Submitted to: Veterinary Record
Publication Type: Peer Reviewed Journal
Publication Acceptance Date: 10/5/1996
Publication Date: N/A
Citation: N/A Interpretive Summary: Malignant catarrhal fever (MCF) is traditionally considered as a disease with a short clinical course and high death rate. Owing to the limitations of the diagnostic assays in laboratories in the past, it was difficult to study the clinical phenomenon of sheep-associated MCF, particularly when the cattle recovered from an MCF-like clinical disease. Recently-developed diagnostic assays, called competitive- inhibition ELISA and PCR, were used to confirm chronic and recovered sheep-associated MCF cases in cattle. 11 cattle that survived MCF for up to two-and-a-half years were identified by detection of the viral DNA (genomic materials)in blood by PCR. The study detailed the lesions of these survival cattle and compared with the acute cases, which adds new information for MCF histopathology. The viral DNA was consistently detected by PCR in all 11 chronic and recovered sheep- associated MCF cattle and the antibody to MCF virus was detected by CI-ELISA in 8 out of the 11 cattle. These observations indicate that recovery and chronic disease are a significant part of the clinical spectrum of MCF and that such cases occur with some frequency. The affected cattle remain persistently infected with the virus.

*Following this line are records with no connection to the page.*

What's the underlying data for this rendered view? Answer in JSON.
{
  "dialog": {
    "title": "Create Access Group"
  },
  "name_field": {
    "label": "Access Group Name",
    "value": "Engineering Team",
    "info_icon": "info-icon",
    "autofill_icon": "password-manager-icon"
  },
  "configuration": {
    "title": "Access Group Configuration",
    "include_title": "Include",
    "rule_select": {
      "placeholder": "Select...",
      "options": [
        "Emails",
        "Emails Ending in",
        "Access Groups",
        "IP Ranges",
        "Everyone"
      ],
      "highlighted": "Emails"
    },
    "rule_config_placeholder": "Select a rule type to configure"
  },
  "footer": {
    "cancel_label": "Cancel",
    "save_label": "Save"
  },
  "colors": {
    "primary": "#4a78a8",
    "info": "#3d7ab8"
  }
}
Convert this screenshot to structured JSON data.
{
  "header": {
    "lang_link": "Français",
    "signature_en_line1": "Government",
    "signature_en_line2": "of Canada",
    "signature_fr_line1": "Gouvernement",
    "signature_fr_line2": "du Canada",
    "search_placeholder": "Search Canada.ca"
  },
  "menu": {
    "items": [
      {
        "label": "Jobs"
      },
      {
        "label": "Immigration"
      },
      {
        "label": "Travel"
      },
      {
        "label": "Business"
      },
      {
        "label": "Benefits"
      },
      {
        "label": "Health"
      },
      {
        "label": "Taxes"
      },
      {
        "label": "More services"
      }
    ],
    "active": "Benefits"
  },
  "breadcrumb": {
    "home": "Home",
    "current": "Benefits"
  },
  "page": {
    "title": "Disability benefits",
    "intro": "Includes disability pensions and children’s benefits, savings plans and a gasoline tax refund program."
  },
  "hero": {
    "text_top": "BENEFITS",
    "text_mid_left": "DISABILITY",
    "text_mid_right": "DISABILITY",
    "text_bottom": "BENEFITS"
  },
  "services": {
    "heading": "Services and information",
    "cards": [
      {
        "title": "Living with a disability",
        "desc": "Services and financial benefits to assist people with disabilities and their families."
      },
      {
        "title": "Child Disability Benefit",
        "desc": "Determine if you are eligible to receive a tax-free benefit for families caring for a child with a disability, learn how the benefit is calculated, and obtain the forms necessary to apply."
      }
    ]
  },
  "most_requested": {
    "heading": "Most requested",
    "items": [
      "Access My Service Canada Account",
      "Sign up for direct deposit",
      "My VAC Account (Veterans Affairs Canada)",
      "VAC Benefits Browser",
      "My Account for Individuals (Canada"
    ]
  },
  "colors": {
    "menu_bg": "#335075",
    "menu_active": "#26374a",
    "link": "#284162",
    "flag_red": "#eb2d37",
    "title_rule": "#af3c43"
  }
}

Technical Abstract: Malignant catarrhal fever (MCF) is traditionally regarded as a disease with a short clinical course, low morbidity and high case fatality rate. Owing to the limitations of the assays used in laboratory diagnosis, it was difficult to characterize the clinical spectrum of sheep-associated MCF, particularly when the cattle recovered from an MCF-like clinical syndrome. Over a period of three years, 11 cattle that survived MCF for up to two-and-a-half years were identified on four premises. A clinical diagnosis of MCF was confirmed by detection of ovine herpesvirus 2 DNA in peripheral blood leukocytes using polymerase chain reaction (PCR) assay that detects a specific 238 base-pair fragment of viral genomic DNA. Of the 11 cattle examined, six recovered clinically with the exception of bilateral corneal oedema with stromal keratitis (four animals) and unilateral perforating keratitis (one animal). The 10 animals available for post mortem examination had disseminated sub-acute to chronic arteriopathy. Recovery was associated with the resolution of the acute lymphoid panarteritis that characterizes the acute phase of MCF, and with development of generalized chronic obliterative arteriosclerosis. Bilateral leucomata were due in part to the focal destruction of corneal endothelium secondary to acute endothelialitis. Formalin- fixed tissues and/or unfixed lymphoid cells from all 11 cattle were positive for sheep-associated MCF by PCR. These observations indicate that recovery and chronic disease are a significant part of the clinical spectrum of MCF and that such cases occur with some frequency in the area studied. The affected cattle remain persistently infected.